A big mouthful with Simon Pearson

I decided at the end of 2019 that the Cumbria Northumberland Tyne & Wear LGBT+ Network had a responsibility to reach out to people, to address so many of the mental health issues we all face.

As a Stonewall Diversity Champion, we need to be undertaking so much more community engagements to get this done. As all of us contribute to the Network on top of our day jobs, I thought that maybe publishing a Podcast would be one way of getting the information and discussions out to everyone.

So, in January 2020, the first Podcast was launched.

As with all new Podcasts, it takes time for people to become followers and subscribers or to regularly engage with newly landed podcasts. Slowly but surely, the number of people listening is growing. I am delighted to say that we are being heard as far away as America, Nigeria and the Emirates!

“I am so pleased that A Big Mouthful started in January because it has allowed us to get information out to people on how to manage our anxieties and the isolation caused during this pandemic”

Simon PEarson

I think one of the big messages we are trying to get across is that you are not the only person feeling the way that you do. There are so many people feeling exactly the same and it is absolutely understandable that you feel like this. We can’t change what is happening out there but we can change how we react and respond to it by taking control over how it makes us feel.

Microscopic view of Coronavirus, a pathogen that attacks the respiratory tract.

Creating change for ourselves is never easy and often, not straight forward. We can use distraction techniques to help us in the short term, but to be more successful in overcoming our anxieties, we need to practice the techniques we discuss in these podcasts on a daily basis.  These techniques are not like taking paracetamol. We have to use them routinely so they become effective and for us to become proficient at controlling your levels of anxiety. If we don’t, anxieties can occupy our thoughts all the time or cause us to develop avoidant behaviours that can stop us achieving things in our lives. In some cases, that anxiety can literally stop us from getting out of bed.

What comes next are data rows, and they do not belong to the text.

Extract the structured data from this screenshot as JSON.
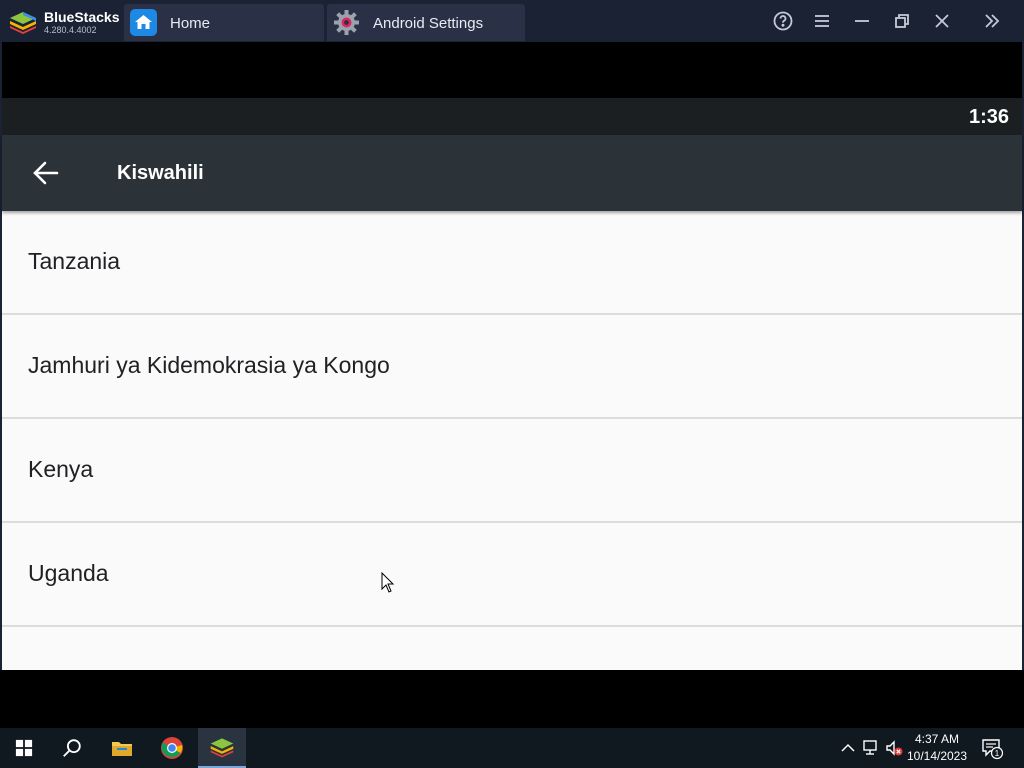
{
  "window": {
    "brand_name": "BlueStacks",
    "brand_version": "4.280.4.4002",
    "tabs": [
      {
        "label": "Home",
        "icon": "home-icon"
      },
      {
        "label": "Android Settings",
        "icon": "gear-icon"
      }
    ],
    "controls": [
      "help-icon",
      "menu-icon",
      "minimize-icon",
      "restore-icon",
      "close-icon",
      "expand-sidebar-icon"
    ]
  },
  "android": {
    "status_clock": "1:36",
    "appbar_title": "Kiswahili",
    "regions": [
      {
        "label": "Tanzania"
      },
      {
        "label": "Jamhuri ya Kidemokrasia ya Kongo"
      },
      {
        "label": "Kenya"
      },
      {
        "label": "Uganda"
      }
    ]
  },
  "taskbar": {
    "pinned": [
      "windows-start-icon",
      "search-icon",
      "file-explorer-icon",
      "chrome-icon",
      "bluestacks-icon"
    ],
    "time": "4:37 AM",
    "date": "10/14/2023",
    "notification_count": "1"
  },
  "colors": {
    "titlebar": "#1b2234",
    "tab": "#2a3147",
    "android_appbar": "#2c3338",
    "android_statusbar": "#1b1f22",
    "list_background": "#fafafa",
    "taskbar": "#101820"
  }
}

Listen to Episode 4

Episode 4 discusses some useful tips that we can use to help manage our anxieties and focusses on 2 great psychological tools that will benefit us if they are practiced daily.

“In episode 5, I was joined by two guests to discuss what we can do to manage our mental health during this isolation.”

Simon Pearson

The conversation with Dr. Deb Milligan was so informative as well as being easy to follow and provides some incredibly useful advice on how we can help ourselves.  Just a few of the suggestions we make are focusing on what we can control instead of what we cannot, trying to be kind to ourselves with self-compassion, cutting back on our media exposure to prevent feeling overwhelmed by constant updates on the pandemic and trying to be “present” with ourselves.   I really recommend listening to episodes 4 & 5 (in that order).

The other guest is from an independent radio station talking about what they are doing to help people join together for online parties and being part of their radio shows to help maintain that sense of sharing and being part of something outside of our four walls.

Listen to Episode 5

In episode 6, the theme of isolation is continued, but this time, focussing on domestic violence and abuse.

Domestic violence and abuse (DVA) is a very serious concern that everyone as well as all healthcare professionals and practitioners might encounter in our practices and daily lives.  Anyone of us could meet someone who is a victim-survivor seeking support to deal with the impact of DVA.  All Healthcare professional/practitioners can play a very important role in identifying, referring, and responding to the people we meet. Friends and families (as well as heath care professionals) need to understand the phenomenon of DVA and how it presents.

This episode provides an overview of prevalence, presentation, and impact on the psychological health of the victim-survivor.

Professor Catherine Donovan

My guest for this podcast to discuss this subject is a professor is sociology at Durham University. She has been involved in research into the lives of LGBT+ people for 25 years, she is Professor Catherine Donovan.

Listen to Episode 6

You can also subscribe through Apple Podcasts, Spotify and Google Podcasts (search for A big Mouthful).  We also want to hear from you with any comments, suggestions or questions at abigmouthful1@gmail.com  or on our Twitter account @MouthfulBig

Useful contacts and self-help tools and guides

Simon Pearson (he/him) has been a mental health practitioner within the NHS for many years. It was just over two years ago that he was given the privilege in becoming the Chair of the LGBT+ Network at Cumbria Northumberland Tyne and Wear (CNTW) NHS Trust. The network of qualified and unqualified staff are committed to ensuring that support and input is given to all LGBT+ people in and around the region. Engaging with people at the events they hold is a great opportunity to find out what issues are affecting people and helps CNTW in identifying what they should be doing to help our community. Part of what they do, especially in the work place, is to be visible role models for staff and patients and to educate people in an attempt to change hearts and minds and to hopefully help people to become more accepting of the LGBT+ community.